TASK PROMPT: I'd like the listing below copied exactly, with the images left out.

EXERCISE MATERIAL:
◇ ◇ ◇ ◇ ◇ ◇ ◇
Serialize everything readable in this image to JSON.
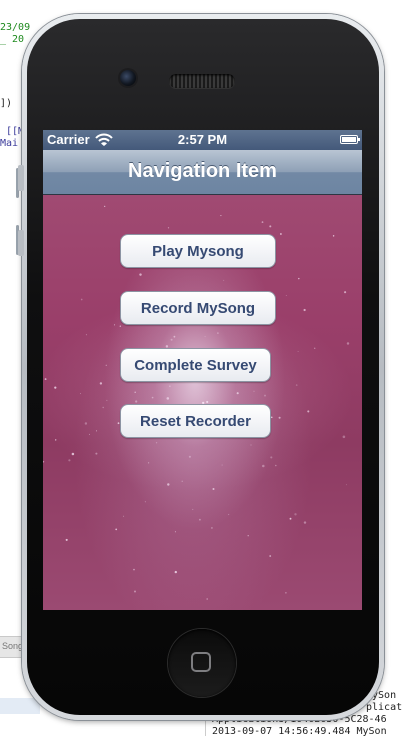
{
  "editor": {
    "lines": [
      "23/09",
      "_ 20",
      "])",
      "[[M",
      "Mai"
    ],
    "bottom_tab": "Song"
  },
  "console": {
    "lines": [
      "MySon",
      "plicat",
      "Applications/1040B050-5C28-46",
      "2013-09-07 14:56:49.484 MySon"
    ]
  },
  "status_bar": {
    "carrier": "Carrier",
    "time": "2:57 PM",
    "wifi_icon": "wifi-icon",
    "battery_icon": "battery-icon",
    "battery_level": 1.0
  },
  "nav": {
    "title": "Navigation Item"
  },
  "buttons": [
    {
      "label": "Play Mysong"
    },
    {
      "label": "Record MySong"
    },
    {
      "label": "Complete Survey"
    },
    {
      "label": "Reset Recorder"
    }
  ],
  "colors": {
    "status_bar": "#4f6484",
    "nav_bar": "#8ea0b6",
    "button_text": "#364a73",
    "content_background": "#9a3f6a"
  }
}
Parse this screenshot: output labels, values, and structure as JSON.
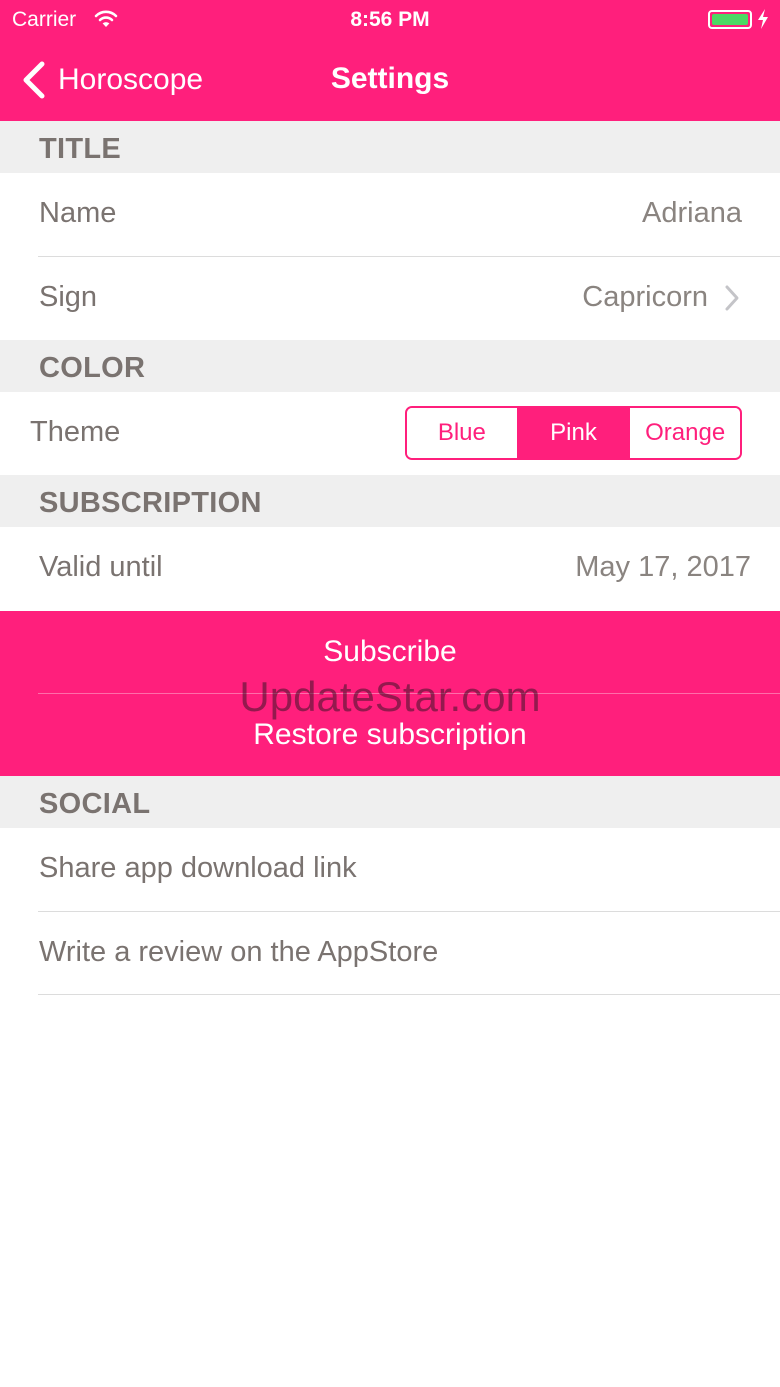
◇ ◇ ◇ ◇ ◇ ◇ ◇
COMPLETED EXERCISE:
Serialize everything readable in this image to JSON.
{
  "editor": {
    "lines": [
      "23/09",
      "_ 20",
      "])",
      "[[M",
      "Mai"
    ],
    "bottom_tab": "Song"
  },
  "console": {
    "lines": [
      "MySon",
      "plicat",
      "Applications/1040B050-5C28-46",
      "2013-09-07 14:56:49.484 MySon"
    ]
  },
  "status_bar": {
    "carrier": "Carrier",
    "time": "2:57 PM",
    "wifi_icon": "wifi-icon",
    "battery_icon": "battery-icon",
    "battery_level": 1.0
  },
  "nav": {
    "title": "Navigation Item"
  },
  "buttons": [
    {
      "label": "Play Mysong"
    },
    {
      "label": "Record MySong"
    },
    {
      "label": "Complete Survey"
    },
    {
      "label": "Reset Recorder"
    }
  ],
  "colors": {
    "status_bar": "#4f6484",
    "nav_bar": "#8ea0b6",
    "button_text": "#364a73",
    "content_background": "#9a3f6a"
  }
}
Parse this screenshot: output labels, values, and structure as JSON.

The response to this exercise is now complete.